May 8, 2007

On Small Business Owners and Customer Service

The woman ahead of me in line at Janney's Ace Hardware was quite irate.

"I bought this outdoor fireplace here last week for $98, and it was marked SPECIAL, so I figured it was a good deal," she whined. "But I just saw the SAME FIREPLACE at The Anderson's for $88, and they even assemble it for you! I feel like I was ripped off. I just couldn't BELIEVE I had paid all of this extra money...(blah, blah, blah, ad nauseum)."

Of course, all I wanted to do was to pay for my plumbing supplies, but I picked the wrong lane, and now I was stuck watching this drama unfold. The cashier called a manager, who -thankfully - appeared in rapid fashion.

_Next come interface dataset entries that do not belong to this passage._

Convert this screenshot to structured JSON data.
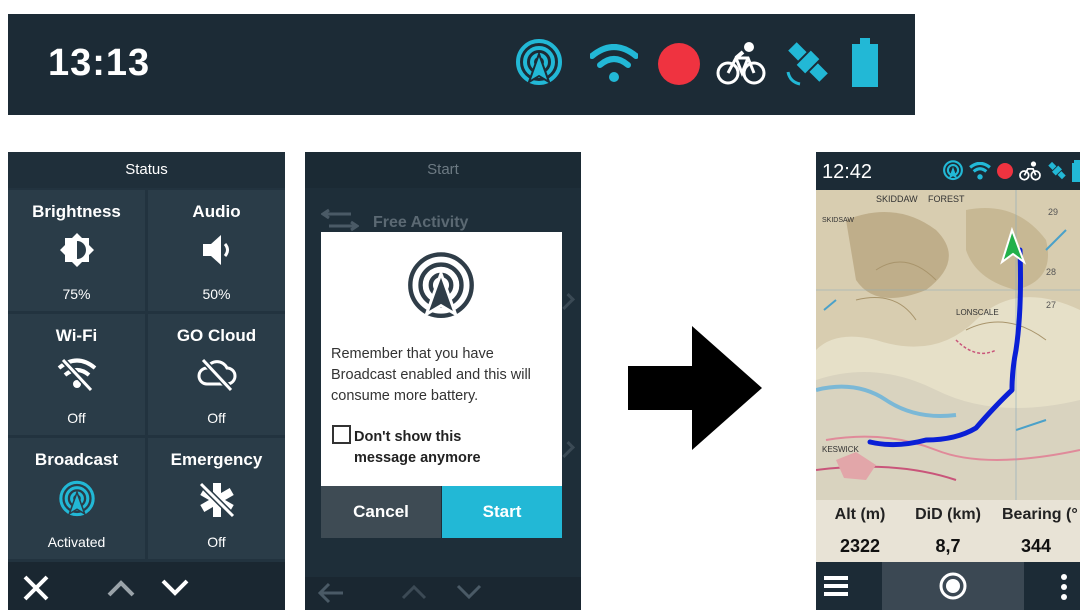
{
  "status_bar": {
    "time": "13:13",
    "icons": [
      "broadcast-icon",
      "wifi-icon",
      "record-dot-icon",
      "bike-icon",
      "satellite-icon",
      "battery-icon"
    ]
  },
  "status_panel": {
    "title": "Status",
    "tiles": [
      {
        "label": "Brightness",
        "value": "75%",
        "icon": "brightness-icon"
      },
      {
        "label": "Audio",
        "value": "50%",
        "icon": "speaker-icon"
      },
      {
        "label": "Wi-Fi",
        "value": "Off",
        "icon": "wifi-off-icon"
      },
      {
        "label": "GO Cloud",
        "value": "Off",
        "icon": "cloud-off-icon"
      },
      {
        "label": "Broadcast",
        "value": "Activated",
        "icon": "broadcast-icon"
      },
      {
        "label": "Emergency",
        "value": "Off",
        "icon": "emergency-off-icon"
      }
    ],
    "nav": [
      "close-icon",
      "chevron-up-icon",
      "chevron-down-icon"
    ]
  },
  "start_panel": {
    "title": "Start",
    "list_item": "Free Activity",
    "dialog": {
      "message": "Remember that you have Broadcast enabled and this will consume more battery.",
      "checkbox_label": "Don't show this message anymore",
      "cancel": "Cancel",
      "start": "Start"
    }
  },
  "map_device": {
    "time": "12:42",
    "map_labels": [
      "SKIDDAW",
      "FOREST",
      "SKIDSAW",
      "LONSCALE",
      "KESWICK",
      "29",
      "28",
      "27"
    ],
    "metrics": [
      {
        "label": "Alt (m)",
        "value": "2322"
      },
      {
        "label": "DiD (km)",
        "value": "8,7"
      },
      {
        "label": "Bearing (°",
        "value": "344"
      }
    ]
  },
  "colors": {
    "dark_bg": "#1c2b36",
    "accent": "#22b8d6",
    "record": "#ef3340",
    "route": "#0a1fd6"
  }
}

Personally, if I overpay for an item, I chalk it up to a failure on my part to properly examine all of the alternatives. Besides, I have certainly wasted money in more frivolous ways over the years.

As the manager arrived, the customer repeated her litany of woe, adding that she didn't have a receipt, nor the fireplace, which was now in her backyard with ashes in it. All she had was an advertisement from The Anderson's showing the $10 difference, and she demanded a refund for this egregious affront to the modern consumer.

I kept eyeing the other checkout counter, but customers more savvy than I wisely avoided the lane in which I found myself. I braced myself for what I thought would be a heated and lengthy exchange.

Instead, the hardware manager simply said, with a courteous smile: "Well, what if I just refunded you the difference? That way you wouldn't have to disassemble the fireplace, or have to bring it all the way back up here."

The woman paused for a second, apparently knocked off guard by the very reasonable solution to the dilemma. My estimation was that she came prepared for an all-out war, and had not considered that there was a middle ground in which all parties could win, or that disputes could be resolved without resorting to calling one's adversary a cheating scoundrel.

"That would be fine," she managed to stammer as a reply. With that he approved the $10 refund, and the problem was resolved in what I considered to be record time.

Now, I hate to generalize about big box retailers, but I would suggest that this scene would have played out differently in one of those mammoth corporate home centers. It is precisely the ingenuity and flexibility of a small retail business that led to this creative solution, and one that probably left the complaining customer more likely to return.

And got me through the checkout lane in relatively quick fashion.


Anonymous said...

Yuck. The woman sounds like she was a real bee-atch.

MP said...

So, let's review. This woman wanted a FULL refund, despite not only the fireplace in question being absent, but also despite having admitted that she already used it, and she wants this because SHE failed to do some price-matching before she went shopping.

Remember this story when someone else complains about the dumbing-down of America.

But kudos to the manager for, if nothing else, handling the situation deftly.

Hooda Thunkit said...

Many of the big box stores have something like a 30-day price match policy in place.

You though, must at least bring in your receipt and the ad to the customer service desk to get the refund.

They even refund the difference if THEY offer the product at a lower price within 30-days of purchase.

I've saved over $ 100 on a monitor like that once.

ON the whole though, the smaller, nimbler neighborhood stores out maneuver the big box mega stores hands down.

klkatz said...

kudos to the manager for coming up with the obvious solution.

Here in Atlanta, I too opt for the smaller, family owned Ace Hardware as opposed to the big guys, but only for small stuff, like bungee cords, screws, car care stuff and the like...

the service is great.. you walk in..."I'm looking for a tarp." "Aisle, 16, left hand side, about eye-level"... and voila, there it is...

leave it to the big guys for paints and appliances... they've got that covered.